THE Zimbabwe government is battling to contain the never-ending problem of company shutdowns which is now prevalent in Zimbabwe.
The major causes of these corporates’ collapse were centred on poor oversight and lack of proper monitoring of the CEO and executive directors by the boards, leading to corporate governance breaches.
While all these companies had board structures in place in the organisations, the board of directors had the biggest share of the blame for its failure to monitor management and did not have structures to monitor and evaluate management performance.
The biggest problem that leads to the collapse of companies in Zimbabwe is the independence of the board of directors.
Most board members and directors of Zimbabwean companies are invited to join the board by the CEO. This is mostly based on their relationship that included business ties, friends or family members of the CEO.
These kinds of directors will always support the CEO in adopting policies that entrench the CEO like salary and increases of allowances which has been the major cause of all company closures.
We have companies that offer board members unlimited fuel, goods and services they produce for free, foreign trips and other benefits whether a company is in dire straits or not this affects the bottom line of the company.
In some cases CEOs are appointed along patronage and do not seek board input on the big company issues and do not bother to listen to board members.

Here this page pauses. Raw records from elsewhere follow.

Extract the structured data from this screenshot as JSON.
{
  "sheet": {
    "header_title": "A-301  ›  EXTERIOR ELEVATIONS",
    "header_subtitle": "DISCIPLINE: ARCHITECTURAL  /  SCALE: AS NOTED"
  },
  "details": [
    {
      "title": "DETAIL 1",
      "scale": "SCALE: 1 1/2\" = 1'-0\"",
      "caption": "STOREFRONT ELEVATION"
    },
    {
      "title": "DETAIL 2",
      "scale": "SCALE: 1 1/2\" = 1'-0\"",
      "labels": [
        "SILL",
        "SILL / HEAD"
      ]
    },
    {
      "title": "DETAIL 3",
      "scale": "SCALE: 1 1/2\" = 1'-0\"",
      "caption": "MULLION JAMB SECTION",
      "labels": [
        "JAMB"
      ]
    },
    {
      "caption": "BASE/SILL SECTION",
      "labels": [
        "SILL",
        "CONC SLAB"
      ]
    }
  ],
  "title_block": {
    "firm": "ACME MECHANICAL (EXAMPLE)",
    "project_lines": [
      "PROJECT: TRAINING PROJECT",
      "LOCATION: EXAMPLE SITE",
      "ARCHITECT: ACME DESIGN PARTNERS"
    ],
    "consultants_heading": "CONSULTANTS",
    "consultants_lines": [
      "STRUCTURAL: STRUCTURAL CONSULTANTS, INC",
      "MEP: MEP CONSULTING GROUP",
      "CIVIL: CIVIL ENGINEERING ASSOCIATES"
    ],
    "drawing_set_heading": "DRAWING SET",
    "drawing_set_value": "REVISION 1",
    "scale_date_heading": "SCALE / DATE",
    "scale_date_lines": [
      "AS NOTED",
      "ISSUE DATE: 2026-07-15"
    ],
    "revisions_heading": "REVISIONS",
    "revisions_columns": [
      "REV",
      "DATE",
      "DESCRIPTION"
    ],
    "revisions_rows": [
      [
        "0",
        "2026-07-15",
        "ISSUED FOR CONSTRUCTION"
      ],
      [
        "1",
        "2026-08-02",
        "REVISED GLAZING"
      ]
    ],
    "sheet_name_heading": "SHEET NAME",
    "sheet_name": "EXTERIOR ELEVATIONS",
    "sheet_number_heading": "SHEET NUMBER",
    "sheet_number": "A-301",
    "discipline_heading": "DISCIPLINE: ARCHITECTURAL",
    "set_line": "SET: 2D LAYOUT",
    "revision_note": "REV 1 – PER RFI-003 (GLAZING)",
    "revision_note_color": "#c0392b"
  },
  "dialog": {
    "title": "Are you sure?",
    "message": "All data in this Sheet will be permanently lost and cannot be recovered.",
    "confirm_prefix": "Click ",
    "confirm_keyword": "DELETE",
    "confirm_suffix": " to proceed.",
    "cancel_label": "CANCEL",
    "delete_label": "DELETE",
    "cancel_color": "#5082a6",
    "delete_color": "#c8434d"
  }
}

This always leads to company collapse.
When these companies collapse it is always the employees and the shareholders that suffer loses and the question is how on earth did it take this long when a company had a functioning board.
In my experience, it is always true that one or two directors sensed the problem very early, especially when they are pampered, but lacking hard evidence or just shut their mouth, they kept their concern to themselves.
They do not want to be seen as a rabble-rouser who sets others off on a mere hunch.
The time has come for the shareholders and the government to timely move in order to help or replace the board particularly in the current business environment of economic hardship. The board of directors is the epitome of corporate governance.
Any company’s survival hinges on an effective board with effective and controlling functions. The proof is in the pudding for all to see most household name companies have either collapsed, under judicial management the problems are fraud and corruption being the ills that have characterised the corporate landscape.
We have to ask these Questions: Where were the boards when companies were collapsing? What kind of directors populated those boards? Were the directors aware of their job descriptions?
There is now a need to establish how directors of listed and parastatal companies are selected to reduce the high rate of company and board failures. We need independent institutions and organisations whose role is to monitor who selects directors and what is the motive.
Research has shown that in Zimbabwe shareholders and other stakeholders (e.g. the workers) have always been ignored in the board selection process, yet they are the ones mostly affected if boards fail.
There is need for director independence and completely remove the CEOs from board selection which is prevalent in Zimbabwe.
There is a need to have a proper selection process that involves the identification and screening of the candidates by a nominating committee consisting of independent directors.
Those who are found to be suitable for board appointment are formally nominated and voted on by shareholders. This kind of transparent process will yield competent independent board members who will act responsible and give counsel to the executive.
To have an effective board of directors there is need of diversity within board members and diversity with its talents. There is need of an effective board evaluation with each individual member’s performance evaluated regularly, as well as the board’s performance as a whole. Board members should have a two term limit and actively recruit new members who will bring new expertise to the board.
A board that truly adds value is not just a group of high performing individuals. To be effective, Zimbabwean organisations need good boards that have a balanced team with complementary skills and create a culture that allows them to work together to make the most effective decisions for the organisation.
Even with good leadership from the chairperson, it is the full participation of every board member that contributes the most to the effectiveness of a board.
(Mutisi is Chairman of the ICT Divison of Zimbabwe Institution Engineers)